1. THQ Under the Radar
In the gaming industry, THQ is a small player, at least from a market capital point of view, THQ is merely $300M, while both Electronic Arts (ERTS) and Take Two (TTWO) are over $1B. Well, a good execution could grow a company rather dramatically. THQ's CEO recently presented a roadmap for for 2011 and beyond, and its uDraw game recently kicked off a series of new products. The game was well accepted during this holiday season, and it looks to be a big hit in the industry. The company expected 1.3M sales, and it could hit over 2M based on the momentum so far. uDraw really changed the philosophy of the game design; the new technology can be implemented in upcoming games and players look forward to them.
Although, in my view, THQ may rebut any offers from competitors as the potential growth has not been reflected in the stock price at all. A very sweet offer could still trigger management's itchy fingers.
2. First dividend paying company in solar industry
It has been over 5 years since many solar companies went public, and everyone has been striving to lower costs of the electricity generated by PV panels. The PV chain includes silicon materials, ingots, modules, and panels. Today we have costs very close to $1/W, which is a critical level for solar energy to compete with fossil fuel. More countries are starting to realize that renewable energy is the future, not only because fossil fuel is limited on this planet, but also because solar energy and other renewable sources have less negative environmental impact. Countries such as the USA, China and the EU are investing incrementally in solar and wind energy. China's "Golden Sun" project could easily boost solar panel demand by 9-10GW in the next 5 years (2011-2016 is the nation's 12th 5-year strategic plan). 2011 may be the year that solar companies become self sustainable and some even start to pay dividends. Two companies are on the top of the list, LDK Solar (LDK) and Trina Solar (TSL).
LDK Solar is the most likely one, with full capacity production reaching a head, the cost for LDK is well below its competitors, and the cost model on Wall Street is way behind the curve.

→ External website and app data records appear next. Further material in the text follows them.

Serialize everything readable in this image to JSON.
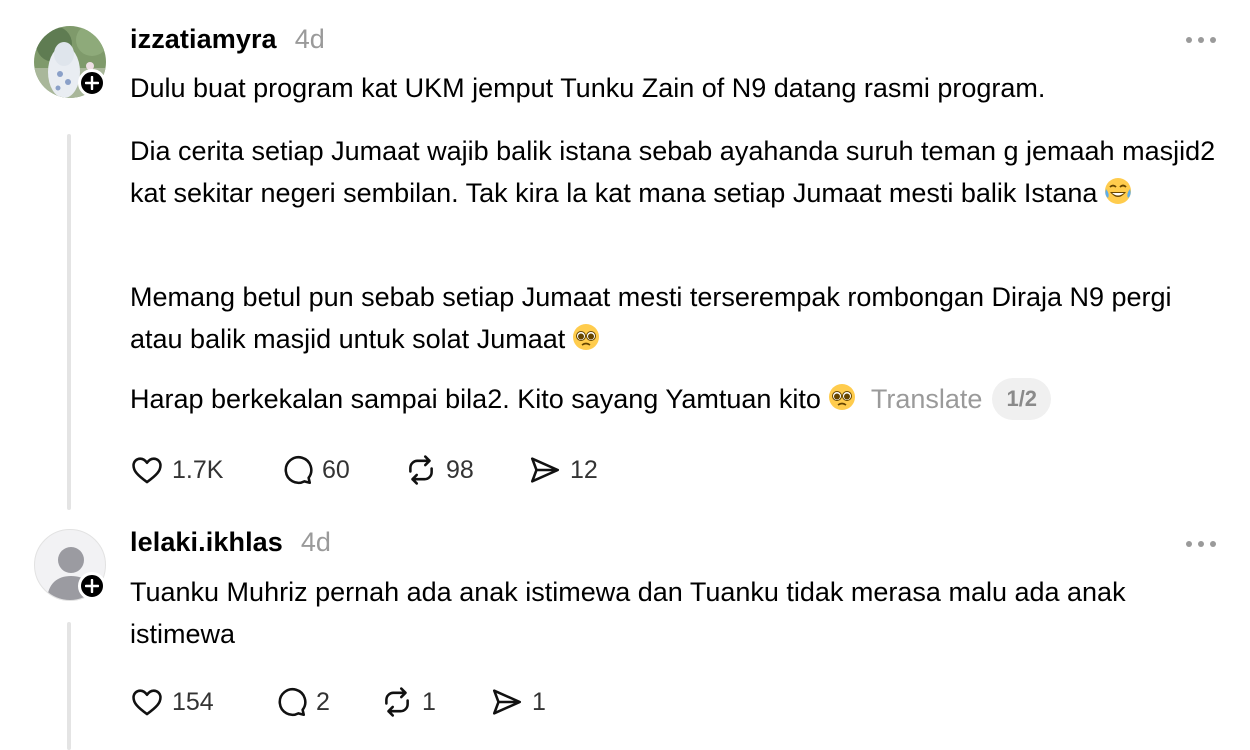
{
  "posts": [
    {
      "username": "izzatiamyra",
      "time": "4d",
      "paragraphs": [
        "Dulu buat program kat UKM jemput Tunku Zain of N9 datang rasmi program.",
        "Dia cerita setiap Jumaat wajib balik istana sebab ayahanda suruh teman g jemaah masjid2 kat sekitar negeri sembilan. Tak kira la kat mana setiap Jumaat mesti balik Istana",
        "Memang betul pun sebab setiap Jumaat mesti terserempak rombongan Diraja N9 pergi atau balik masjid untuk solat Jumaat",
        "Harap berkekalan sampai bila2. Kito sayang Yamtuan kito"
      ],
      "emoji": [
        "laughing-tears",
        "pleading-face",
        "pleading-face"
      ],
      "translate_label": "Translate",
      "pager": "1/2",
      "likes": "1.7K",
      "replies": "60",
      "reposts": "98",
      "shares": "12"
    },
    {
      "username": "lelaki.ikhlas",
      "time": "4d",
      "paragraphs": [
        "Tuanku Muhriz pernah ada anak istimewa dan Tuanku tidak merasa malu ada anak istimewa"
      ],
      "likes": "154",
      "replies": "2",
      "reposts": "1",
      "shares": "1"
    }
  ],
  "colors": {
    "muted": "#9a9a9a",
    "thread_line": "#e4e4e4",
    "badge": "#000000"
  }
}
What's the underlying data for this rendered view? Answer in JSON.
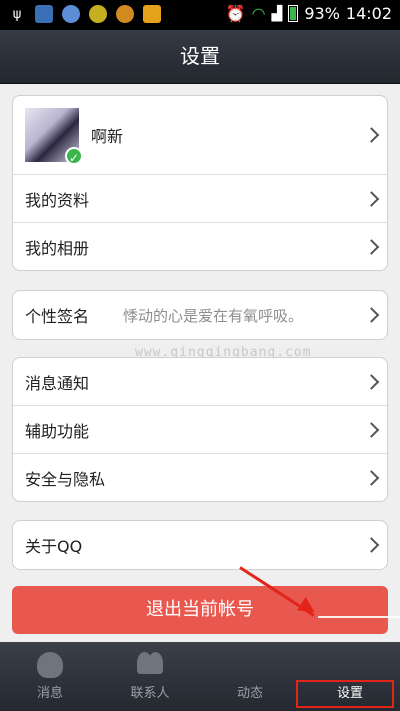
{
  "status_bar": {
    "battery": "93%",
    "time": "14:02",
    "icons": [
      "usb-icon",
      "app-icon-1",
      "app-icon-2",
      "app-icon-3",
      "app-icon-4",
      "app-icon-5",
      "alarm-icon",
      "wifi-icon",
      "signal-icon"
    ]
  },
  "header": {
    "title": "设置"
  },
  "profile": {
    "name": "啊新"
  },
  "account": {
    "profile_info": "我的资料",
    "album": "我的相册"
  },
  "signature": {
    "label": "个性签名",
    "value": "悸动的心是爱在有氧呼吸。"
  },
  "settings": {
    "notifications": "消息通知",
    "accessibility": "辅助功能",
    "security": "安全与隐私"
  },
  "about": {
    "label": "关于QQ"
  },
  "watermark": "www.qingqingbang.com",
  "logout": {
    "label": "退出当前帐号"
  },
  "tabs": [
    {
      "label": "消息",
      "icon": "qq-penguin-icon"
    },
    {
      "label": "联系人",
      "icon": "contacts-icon"
    },
    {
      "label": "动态",
      "icon": "feed-icon"
    },
    {
      "label": "设置",
      "icon": "settings-icon"
    }
  ],
  "colors": {
    "accent_red": "#e9584f",
    "annotation_red": "#e3241b",
    "header_bg": "#2c3038"
  }
}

Keep in mind, the company doesn't have to produce wafers and modules in full capacity. Rather, the cost per watt for LDK is dropping dramatically, and our model shows the 2011 cost for LDK is likely well below $1/W. We will not be surprised to see a 10-20c dividend announcement in 2011. Investors have been worried about its $1.3B debt, but with this earnings growth, it is not difficult for the company to reduce debt 20%-25% per year and still maintain a strong cash flow.
Trina Solar is the cost control leader. It took different approaches of cost reduction, and the labor cost in Trina is one of the lowest. If its vertical integration was well executed, the cost could be even lower. However, capacity may become bottlenecked if the company doesn't expand in 2011. We believe Trina could easily deliver 20c dividend in 2011.
3. Netflix Goes Live
Netflix (NFLX) has expanded quickly in recent years. Its main business focuses on DVD rental. However, its new rental model gives customers easy access to a variety of DVDs from home as long as there is an internet connection. The new model could easily be used in live programs; users can pick TV programs whenever they start and watch from home. Its' a video-on-demand service, but on live TV. For example, if one wants to watch Larry King live only at 9:00PM on CNN, one can order it at 8:59 or earlier, and Netflix can deliver it to their TV starting at 9:00PM. This could revolutionize the way people watch TV, and could bring the next phase of growth to the company.